# DATA FOR PROCESSING
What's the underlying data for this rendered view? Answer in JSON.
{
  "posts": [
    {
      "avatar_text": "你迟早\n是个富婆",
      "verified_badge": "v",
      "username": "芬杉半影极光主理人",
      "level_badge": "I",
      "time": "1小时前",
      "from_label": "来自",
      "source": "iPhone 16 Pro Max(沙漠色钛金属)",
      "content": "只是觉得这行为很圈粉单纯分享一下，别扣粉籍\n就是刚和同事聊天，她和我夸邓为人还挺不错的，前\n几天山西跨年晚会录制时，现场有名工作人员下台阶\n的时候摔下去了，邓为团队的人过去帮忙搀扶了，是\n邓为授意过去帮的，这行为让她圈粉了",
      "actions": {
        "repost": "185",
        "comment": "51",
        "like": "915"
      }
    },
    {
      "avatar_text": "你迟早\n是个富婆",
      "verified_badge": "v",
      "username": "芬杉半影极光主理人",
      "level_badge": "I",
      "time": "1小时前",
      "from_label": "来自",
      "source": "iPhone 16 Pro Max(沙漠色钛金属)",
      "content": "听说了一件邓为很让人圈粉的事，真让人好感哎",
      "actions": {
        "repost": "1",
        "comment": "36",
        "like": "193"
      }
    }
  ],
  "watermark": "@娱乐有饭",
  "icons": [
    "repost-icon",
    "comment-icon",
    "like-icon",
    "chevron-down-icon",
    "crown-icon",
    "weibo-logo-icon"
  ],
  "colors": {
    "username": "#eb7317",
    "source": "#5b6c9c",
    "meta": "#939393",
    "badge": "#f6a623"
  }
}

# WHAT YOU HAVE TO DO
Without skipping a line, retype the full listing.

# OUTPUT FOR THIS EXERCISE
What's the underlying data for this rendered view? Answer in JSON.
{
  "posts": [
    {
      "avatar_text": "你迟早\n是个富婆",
      "verified_badge": "v",
      "username": "芬杉半影极光主理人",
      "level_badge": "I",
      "time": "1小时前",
      "from_label": "来自",
      "source": "iPhone 16 Pro Max(沙漠色钛金属)",
      "content": "只是觉得这行为很圈粉单纯分享一下，别扣粉籍\n就是刚和同事聊天，她和我夸邓为人还挺不错的，前\n几天山西跨年晚会录制时，现场有名工作人员下台阶\n的时候摔下去了，邓为团队的人过去帮忙搀扶了，是\n邓为授意过去帮的，这行为让她圈粉了",
      "actions": {
        "repost": "185",
        "comment": "51",
        "like": "915"
      }
    },
    {
      "avatar_text": "你迟早\n是个富婆",
      "verified_badge": "v",
      "username": "芬杉半影极光主理人",
      "level_badge": "I",
      "time": "1小时前",
      "from_label": "来自",
      "source": "iPhone 16 Pro Max(沙漠色钛金属)",
      "content": "听说了一件邓为很让人圈粉的事，真让人好感哎",
      "actions": {
        "repost": "1",
        "comment": "36",
        "like": "193"
      }
    }
  ],
  "watermark": "@娱乐有饭",
  "icons": [
    "repost-icon",
    "comment-icon",
    "like-icon",
    "chevron-down-icon",
    "crown-icon",
    "weibo-logo-icon"
  ],
  "colors": {
    "username": "#eb7317",
    "source": "#5b6c9c",
    "meta": "#939393",
    "badge": "#f6a623"
  }
}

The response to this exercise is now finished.